- PROBLEM TO WORK ON -
Could you find every line in the records below that contains the word "time" and copy it?

- WORKING DATA -

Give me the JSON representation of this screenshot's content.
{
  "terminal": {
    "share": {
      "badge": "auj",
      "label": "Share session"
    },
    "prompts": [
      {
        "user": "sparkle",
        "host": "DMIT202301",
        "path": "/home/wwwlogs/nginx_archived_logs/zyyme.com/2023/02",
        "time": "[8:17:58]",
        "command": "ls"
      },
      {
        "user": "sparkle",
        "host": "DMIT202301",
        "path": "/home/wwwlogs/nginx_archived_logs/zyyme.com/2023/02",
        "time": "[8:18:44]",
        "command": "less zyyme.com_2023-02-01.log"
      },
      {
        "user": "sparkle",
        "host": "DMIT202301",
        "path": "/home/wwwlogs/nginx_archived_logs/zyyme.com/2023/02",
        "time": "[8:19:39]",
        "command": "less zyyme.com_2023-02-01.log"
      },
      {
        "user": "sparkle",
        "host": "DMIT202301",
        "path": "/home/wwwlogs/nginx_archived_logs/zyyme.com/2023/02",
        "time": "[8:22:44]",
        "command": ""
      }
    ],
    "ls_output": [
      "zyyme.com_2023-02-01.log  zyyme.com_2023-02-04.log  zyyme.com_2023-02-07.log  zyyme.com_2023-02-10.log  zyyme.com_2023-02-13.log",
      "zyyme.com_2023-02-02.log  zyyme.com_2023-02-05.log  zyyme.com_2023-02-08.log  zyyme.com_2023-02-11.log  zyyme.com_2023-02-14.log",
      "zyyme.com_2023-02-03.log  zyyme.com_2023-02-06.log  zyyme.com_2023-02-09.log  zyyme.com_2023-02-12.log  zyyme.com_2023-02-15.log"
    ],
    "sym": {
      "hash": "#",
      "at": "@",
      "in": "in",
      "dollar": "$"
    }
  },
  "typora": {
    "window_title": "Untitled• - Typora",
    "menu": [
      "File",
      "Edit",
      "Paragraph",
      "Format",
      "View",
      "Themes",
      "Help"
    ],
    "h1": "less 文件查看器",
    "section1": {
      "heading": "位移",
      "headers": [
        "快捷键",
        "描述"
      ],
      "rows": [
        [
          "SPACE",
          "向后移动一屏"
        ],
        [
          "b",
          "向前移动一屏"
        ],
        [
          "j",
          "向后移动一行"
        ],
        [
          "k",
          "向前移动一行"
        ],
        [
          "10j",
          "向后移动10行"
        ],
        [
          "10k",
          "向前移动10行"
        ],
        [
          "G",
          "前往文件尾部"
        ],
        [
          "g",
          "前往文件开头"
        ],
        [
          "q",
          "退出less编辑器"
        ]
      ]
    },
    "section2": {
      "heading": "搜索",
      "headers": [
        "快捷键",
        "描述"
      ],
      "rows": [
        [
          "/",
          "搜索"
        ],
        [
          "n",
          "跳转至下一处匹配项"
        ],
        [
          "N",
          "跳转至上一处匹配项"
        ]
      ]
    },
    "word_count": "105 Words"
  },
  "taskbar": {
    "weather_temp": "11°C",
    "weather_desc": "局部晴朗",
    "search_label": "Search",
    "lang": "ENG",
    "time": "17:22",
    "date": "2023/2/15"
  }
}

- OUTPUT -
        "time": "[8:17:58]",
        "time": "[8:18:44]",
        "time": "[8:19:39]",
        "time": "[8:22:44]",
    "time": "17:22",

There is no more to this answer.